The Anarchists in Russia [Anarchist prisoners in Russia, circa-1972]
Recently the Union of Former Zionist Prisoners (a Russian Jewish organisation in Israel) met in Habimah (Tel Aviv) for its annual convention. It was adressed by Absorbption Minister Natan Peled, who called for economic attacks upon the USSR (something which does not move their policies: he obviously does not understand the State Socialism of Russia has, after all, dispensed internally with many capitalist myths, even though replacing them with new ones). Secretary of the Union, Mr Yehiel Perelovitch, called for a ‘permanent petition’ of free peoples – a typical liberal gesture.
From the floor, however, Mrs Tevye Weinberger made an attack on such policies and called for direct action inside Russia, which was denounced from the platform as provocative. Mrs Weinberger said that “the anarchist prisoners in Russia stick together and fight for what they think. They will never get what they want but we are only asking to get out … we can succeed.”
Asked later by a reporter whether in fact there were any dissidents in Russia, Mrs Weinberger said, “Trotskyists, socialists, anarchists, you find them all in the prison camps. I mentioned the anarchists because I was witha group of anarchist women. There are students, there are grandmothers … they have been there since before Stalin.”
It is not clear if Mrs Weinberger meant to say that there are some individual prisoners still in prison from before Stalin, which is possible though it hardly seem credible (nearly fifty years) or if she just meant, what is a fact, that anarchists were in Russian jails under the Tsar and under Lenin. It is interesting to note, however, that the Russian Anarchists, long cut off from contact with the outside world, still survive and fight (“there are students…”) and that Mrs Weinberger approved of their direct actionist methods, though exactly what they were did not come over in the report in the Israel papers, understandable in the present climate of opinion there.
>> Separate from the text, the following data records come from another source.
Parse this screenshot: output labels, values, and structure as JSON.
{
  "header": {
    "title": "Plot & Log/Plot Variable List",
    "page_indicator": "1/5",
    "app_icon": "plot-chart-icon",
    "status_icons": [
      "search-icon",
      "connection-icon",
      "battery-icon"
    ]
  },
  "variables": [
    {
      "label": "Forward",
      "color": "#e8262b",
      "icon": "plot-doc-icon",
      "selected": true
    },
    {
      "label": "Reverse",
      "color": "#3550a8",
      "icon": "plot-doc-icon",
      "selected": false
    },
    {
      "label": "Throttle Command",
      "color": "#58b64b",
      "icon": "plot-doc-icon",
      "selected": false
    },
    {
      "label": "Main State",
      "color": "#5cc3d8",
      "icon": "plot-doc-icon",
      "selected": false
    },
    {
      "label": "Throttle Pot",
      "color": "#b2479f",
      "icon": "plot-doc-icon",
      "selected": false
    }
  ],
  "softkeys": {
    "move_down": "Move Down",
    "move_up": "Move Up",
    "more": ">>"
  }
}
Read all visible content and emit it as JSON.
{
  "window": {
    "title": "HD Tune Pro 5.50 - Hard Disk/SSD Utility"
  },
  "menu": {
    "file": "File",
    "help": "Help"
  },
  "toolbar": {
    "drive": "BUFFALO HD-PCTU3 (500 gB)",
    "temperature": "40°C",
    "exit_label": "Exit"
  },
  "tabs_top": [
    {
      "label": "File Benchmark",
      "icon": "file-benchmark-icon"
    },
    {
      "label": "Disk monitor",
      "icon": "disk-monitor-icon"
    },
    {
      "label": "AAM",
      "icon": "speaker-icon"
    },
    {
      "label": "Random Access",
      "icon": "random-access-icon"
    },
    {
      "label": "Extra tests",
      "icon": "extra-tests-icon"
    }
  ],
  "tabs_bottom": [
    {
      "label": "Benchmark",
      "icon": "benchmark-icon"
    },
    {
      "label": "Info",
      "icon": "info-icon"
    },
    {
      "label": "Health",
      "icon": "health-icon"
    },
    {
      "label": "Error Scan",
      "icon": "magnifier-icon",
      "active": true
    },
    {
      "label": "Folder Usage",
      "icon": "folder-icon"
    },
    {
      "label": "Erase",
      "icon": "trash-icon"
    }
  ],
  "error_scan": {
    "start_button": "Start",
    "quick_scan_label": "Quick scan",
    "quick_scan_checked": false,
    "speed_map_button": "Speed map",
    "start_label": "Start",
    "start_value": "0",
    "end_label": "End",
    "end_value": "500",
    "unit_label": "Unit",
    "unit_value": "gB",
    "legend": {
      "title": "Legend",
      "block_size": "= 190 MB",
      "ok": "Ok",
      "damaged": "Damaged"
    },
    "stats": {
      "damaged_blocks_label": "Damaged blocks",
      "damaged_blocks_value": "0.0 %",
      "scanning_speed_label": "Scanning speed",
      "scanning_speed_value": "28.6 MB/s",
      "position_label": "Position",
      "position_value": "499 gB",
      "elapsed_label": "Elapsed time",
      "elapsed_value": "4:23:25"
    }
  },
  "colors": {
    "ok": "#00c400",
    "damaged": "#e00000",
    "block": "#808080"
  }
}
“Black Flag” vol. 2, no.14, October 1972, p.16
Presumably written by Albert Meltzer